Wildlife biologists often work in harsh environmental conditions and face dangerous animals, but their top job hazard -- helicopter and plane crashes -- could be eliminated by existing technology. According to the Audobon Society, light-aircraft crashes are the No. 1 killer of wildlife biologists.
Unmanned aerial vehicles (commonly called drones) can solve this problem while also being less disturbing to the animals. Wildlife photographer and conservationist Ole Jørgen Liodden is using Intel's commercial drones with thermal payloads to track polar bear communities in the Arctic. Intel is targeting other industries for commercial drone sales, but Arctic research provides breathtaking imagery that helps to show off the company's Falcon 8+ drone system and its capabilities.

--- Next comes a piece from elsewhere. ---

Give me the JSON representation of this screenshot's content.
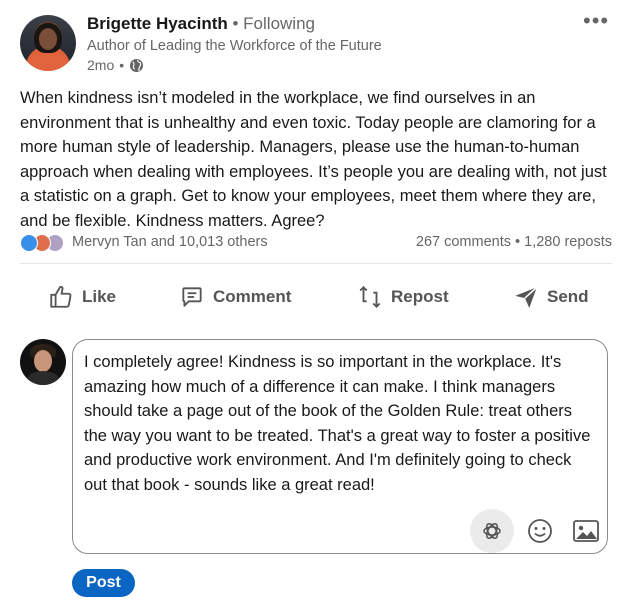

The drones operate in extreme conditions while using sensors and cameras to track animals that would otherwise be hidden in the snow. They can capture precise data about the bears' behavior patterns, such as breeding, feeding, and migration habits. Liodden believes that this information will help scientists understand how climate change affects not only polar bears, but the health of the entire planet.

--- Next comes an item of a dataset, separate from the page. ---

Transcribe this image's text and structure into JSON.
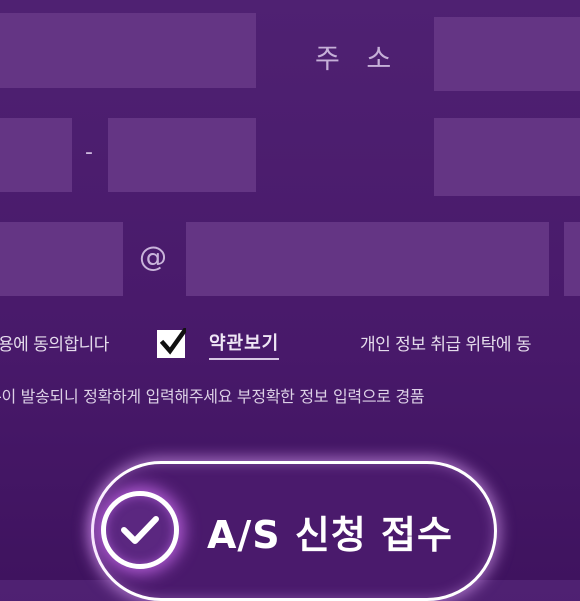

Researchers typically use helicopters or small aircraft to study Arctic wildlife, but loud choppers disturb the animals, which makes it difficult to observe their natural behavior. These conventional methods can be expensive and imprecise, and it is especially difficult to find white bears against a snowy backdrop.
"That is why we used the thermal camera on the drone," explains Anil Nanduri, VP New Technology Group and General Manager of Intel's Drone Group. He tells ZDNet, "It could spot the bears by their heat signature, even though it was sometimes only a degree warmer than the background, it was enough to make the bears stand out in the environment."
Drones are quieter, more precise, and less expensive than manned aircraft, but they have a whole different set of problems. The batteries that power drones are sensitive to temperatures, so exposing them to the frigid Arctic air is risky. A marine biologist who uses drones to track penguins and whales in Antarctica told Popular Science that he even uses skiers' hand warmers to keep batteries warm in the field.
On a recent Intel drone expedition, Liodden wasn't allowed on shore with polar bears, so they launched drones from boats. Unfortunately, the steel in the boats can cause magnetic fields that interfere with a drone's navigation systems and electronics. Some drones on the expedition had to disable their GPS and use manual modes instead.
Nanduri says, "One other drone had an even bigger issue in that it could not initialize its sensors without remaining still as it turned on, which is difficult on a moving, pitching, rolling boat, but the Intel Falcon 8+ drone had no issue at all."